[THE INPUT Boundary: Start]

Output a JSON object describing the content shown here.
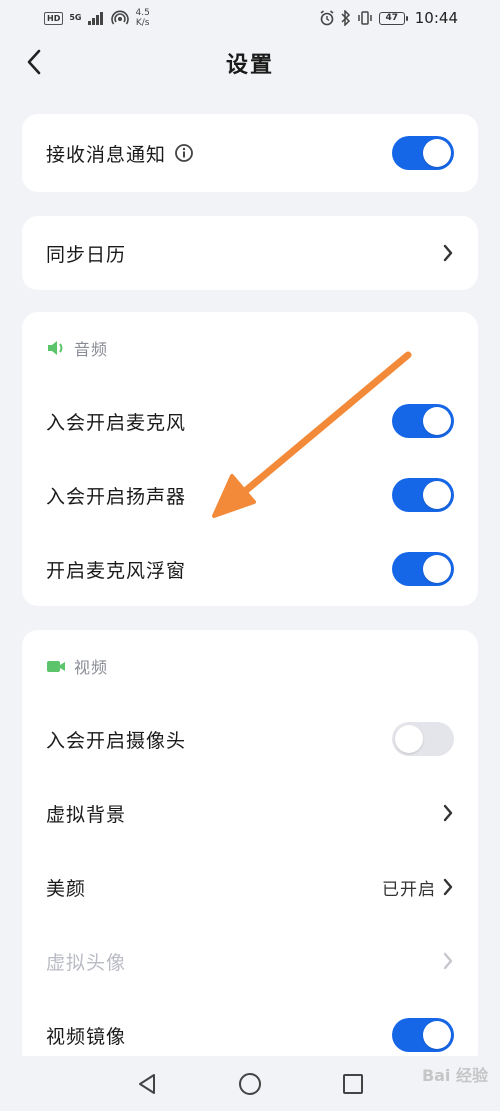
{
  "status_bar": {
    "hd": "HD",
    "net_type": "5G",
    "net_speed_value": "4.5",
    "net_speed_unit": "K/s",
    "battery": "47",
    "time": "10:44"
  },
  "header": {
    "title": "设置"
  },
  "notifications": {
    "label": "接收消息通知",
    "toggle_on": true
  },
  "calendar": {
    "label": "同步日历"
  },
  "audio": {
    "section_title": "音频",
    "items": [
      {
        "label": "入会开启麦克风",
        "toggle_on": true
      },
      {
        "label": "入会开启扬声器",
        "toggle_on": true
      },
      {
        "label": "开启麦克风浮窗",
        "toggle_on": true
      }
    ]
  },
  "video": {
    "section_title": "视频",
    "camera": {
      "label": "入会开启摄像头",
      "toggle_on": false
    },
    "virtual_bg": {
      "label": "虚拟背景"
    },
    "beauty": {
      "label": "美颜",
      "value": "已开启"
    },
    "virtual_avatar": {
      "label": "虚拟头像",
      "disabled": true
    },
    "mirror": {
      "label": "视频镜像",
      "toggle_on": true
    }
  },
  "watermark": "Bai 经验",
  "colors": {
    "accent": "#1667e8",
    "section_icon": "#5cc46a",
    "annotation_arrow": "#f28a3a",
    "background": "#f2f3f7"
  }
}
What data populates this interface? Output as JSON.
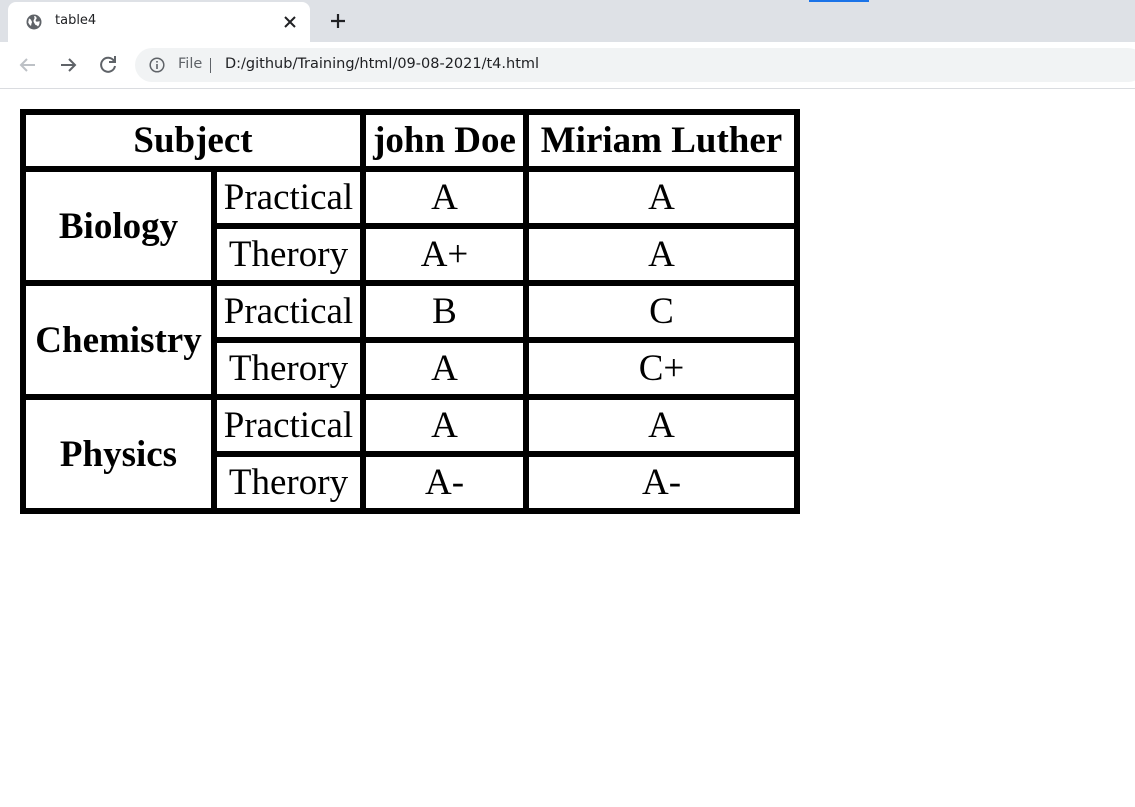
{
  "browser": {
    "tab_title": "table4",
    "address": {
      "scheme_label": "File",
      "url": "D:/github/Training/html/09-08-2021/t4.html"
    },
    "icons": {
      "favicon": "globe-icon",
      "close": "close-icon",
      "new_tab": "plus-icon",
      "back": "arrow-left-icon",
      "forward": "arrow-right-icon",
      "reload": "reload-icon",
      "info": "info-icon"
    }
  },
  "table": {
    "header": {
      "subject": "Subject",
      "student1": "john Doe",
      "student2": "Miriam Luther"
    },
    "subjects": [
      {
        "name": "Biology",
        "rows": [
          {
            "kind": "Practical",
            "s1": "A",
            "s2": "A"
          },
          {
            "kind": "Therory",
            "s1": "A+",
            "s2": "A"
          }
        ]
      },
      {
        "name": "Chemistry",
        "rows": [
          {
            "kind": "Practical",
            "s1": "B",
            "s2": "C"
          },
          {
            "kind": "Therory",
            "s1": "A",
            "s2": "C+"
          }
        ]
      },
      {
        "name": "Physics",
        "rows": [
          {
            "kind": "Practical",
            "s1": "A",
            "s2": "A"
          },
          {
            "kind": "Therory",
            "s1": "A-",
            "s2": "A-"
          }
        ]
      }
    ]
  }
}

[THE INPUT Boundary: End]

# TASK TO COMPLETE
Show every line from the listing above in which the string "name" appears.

# EXERCISE SOLUTION
        "name": "Biology",
        "name": "Chemistry",
        "name": "Physics",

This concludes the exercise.